[Stored items from a collection]

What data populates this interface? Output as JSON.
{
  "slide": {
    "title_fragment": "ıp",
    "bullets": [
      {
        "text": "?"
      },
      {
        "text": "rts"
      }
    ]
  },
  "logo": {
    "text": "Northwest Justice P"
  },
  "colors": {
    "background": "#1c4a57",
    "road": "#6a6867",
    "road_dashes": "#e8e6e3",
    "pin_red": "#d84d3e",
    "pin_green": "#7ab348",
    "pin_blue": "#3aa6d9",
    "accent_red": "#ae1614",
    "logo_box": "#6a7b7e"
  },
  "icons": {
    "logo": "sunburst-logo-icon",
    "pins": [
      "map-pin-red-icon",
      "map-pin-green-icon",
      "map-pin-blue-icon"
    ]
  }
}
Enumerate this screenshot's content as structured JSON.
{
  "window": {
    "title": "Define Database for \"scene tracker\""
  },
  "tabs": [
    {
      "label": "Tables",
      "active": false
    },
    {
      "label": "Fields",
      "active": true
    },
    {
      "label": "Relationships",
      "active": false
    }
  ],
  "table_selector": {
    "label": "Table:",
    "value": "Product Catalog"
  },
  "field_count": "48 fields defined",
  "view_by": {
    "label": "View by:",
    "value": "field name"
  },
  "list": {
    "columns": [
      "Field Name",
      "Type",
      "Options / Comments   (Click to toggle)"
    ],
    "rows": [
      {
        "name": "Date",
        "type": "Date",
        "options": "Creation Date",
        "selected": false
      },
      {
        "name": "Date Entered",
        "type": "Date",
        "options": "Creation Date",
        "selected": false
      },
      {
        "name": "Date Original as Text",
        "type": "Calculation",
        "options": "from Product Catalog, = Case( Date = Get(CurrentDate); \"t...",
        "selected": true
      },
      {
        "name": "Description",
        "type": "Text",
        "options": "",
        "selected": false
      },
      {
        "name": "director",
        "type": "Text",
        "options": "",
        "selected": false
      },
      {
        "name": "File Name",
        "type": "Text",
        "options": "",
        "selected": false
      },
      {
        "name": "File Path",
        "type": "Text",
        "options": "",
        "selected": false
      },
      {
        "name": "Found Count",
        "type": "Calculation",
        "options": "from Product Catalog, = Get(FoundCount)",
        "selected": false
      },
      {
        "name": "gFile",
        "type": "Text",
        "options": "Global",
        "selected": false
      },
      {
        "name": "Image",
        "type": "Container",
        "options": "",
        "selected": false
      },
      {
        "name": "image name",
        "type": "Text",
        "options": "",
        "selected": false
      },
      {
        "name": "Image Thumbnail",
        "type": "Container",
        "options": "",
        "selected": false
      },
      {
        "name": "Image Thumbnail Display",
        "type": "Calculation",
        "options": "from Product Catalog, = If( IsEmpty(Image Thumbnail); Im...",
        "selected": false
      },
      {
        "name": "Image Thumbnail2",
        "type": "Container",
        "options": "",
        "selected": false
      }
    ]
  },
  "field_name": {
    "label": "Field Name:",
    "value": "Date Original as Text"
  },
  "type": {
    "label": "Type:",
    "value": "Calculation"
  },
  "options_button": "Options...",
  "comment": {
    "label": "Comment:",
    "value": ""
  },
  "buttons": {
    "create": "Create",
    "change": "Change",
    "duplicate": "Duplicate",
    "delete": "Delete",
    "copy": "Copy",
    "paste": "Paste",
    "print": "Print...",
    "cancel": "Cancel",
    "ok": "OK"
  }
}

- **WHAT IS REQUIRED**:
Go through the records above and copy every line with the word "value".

- **EXERCISE RESULT**:
    "value": "Product Catalog"
    "value": "field name"
    "value": "Date Original as Text"
    "value": "Calculation"
    "value": ""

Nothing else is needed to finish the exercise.